Kukrit Pramoj is perhaps best known in Thailand for his literary production, particularly his novel Four Reigns, which was published as a serial in his newspaper Siam Rat in 1950. Four Reigns tells the story of "Mae Ploi," a young girl who grew up in the court of King Chulalongkorn (Rama V) where she was an attendant to one of the princesses. Kukrit extends her story after her marriage during the reign of Rama VI, and in the process tells the story of mid-twentieth century Thailand through Mae Ploi's eyes. The story includes the reigns of four Kings of the Chakri dynasty (thus the title "Four Reigns"), and the 1932 Revolution against the absolute monarchy.Four Reigns was translated into English by Tulachandra. The Thai version of Four Reigns continues to be well-known to Thais in the twenty-first century because it has been used in Thai schools, and has been produced as a well-known films.

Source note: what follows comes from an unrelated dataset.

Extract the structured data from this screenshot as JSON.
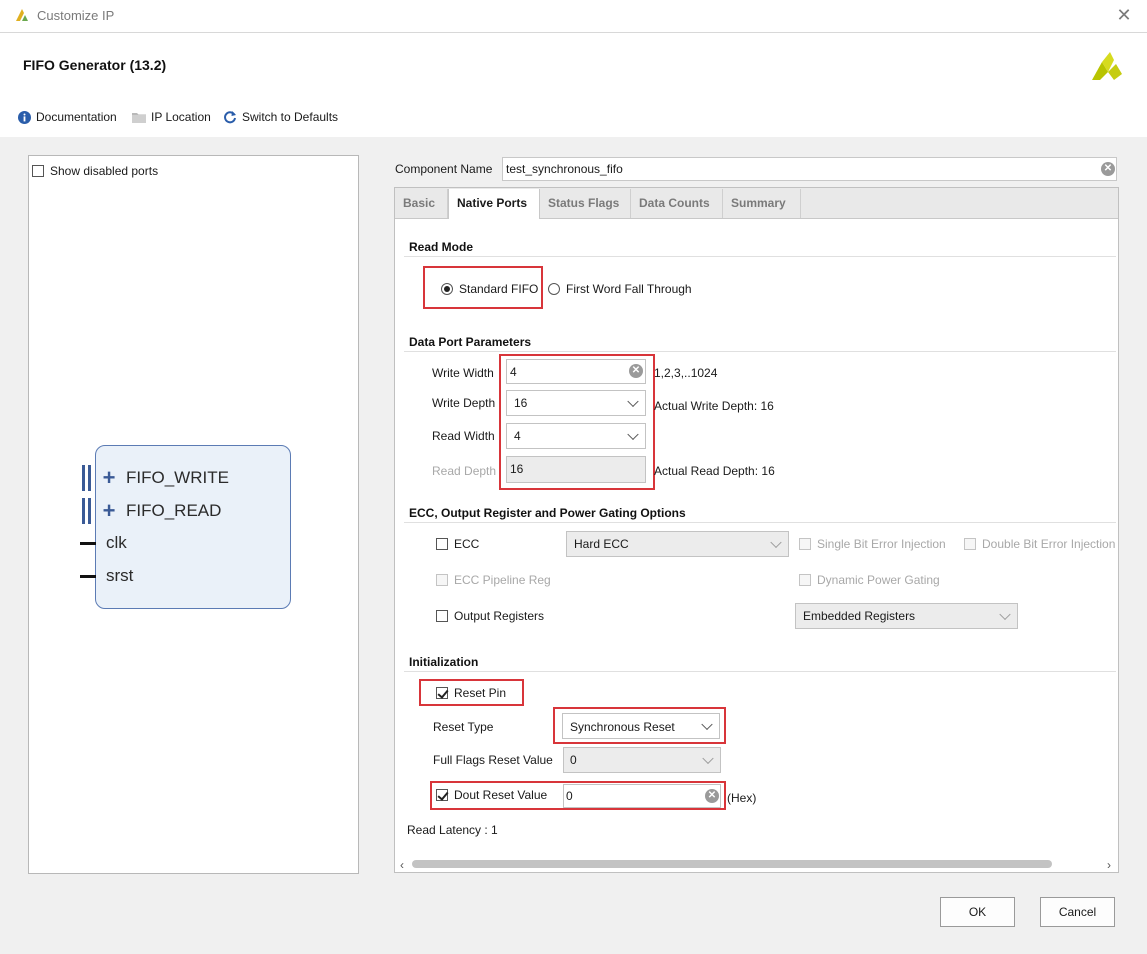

Only two other of Kukrit's many novels, Many Lives, and Red Bamboo are translated into English. In addition, there is a compilation of Kukrit's English language writings and interviews, M. R. Kukrit Pramoj, His Wit and Wisdom, compiled by Vilas Manivat, and edited by Steve Van Beek. However, Kukrit's writings in the Thai language are voluminous, and include both fiction and non-fiction. Much of Kukrit's writing was first published as either columns or serials in the Siam Rat. A number of the books serialized and later turned into books including Four Reigns. A wide range of subjects were addressed in these books, including contemporary politics, Kukrit's love of dogs, Thai history, Southeast Asian history, elephants, a history of the Jews, and many other subjects.
Seni and Kukrit Pramoj, The King of Siam Speaks.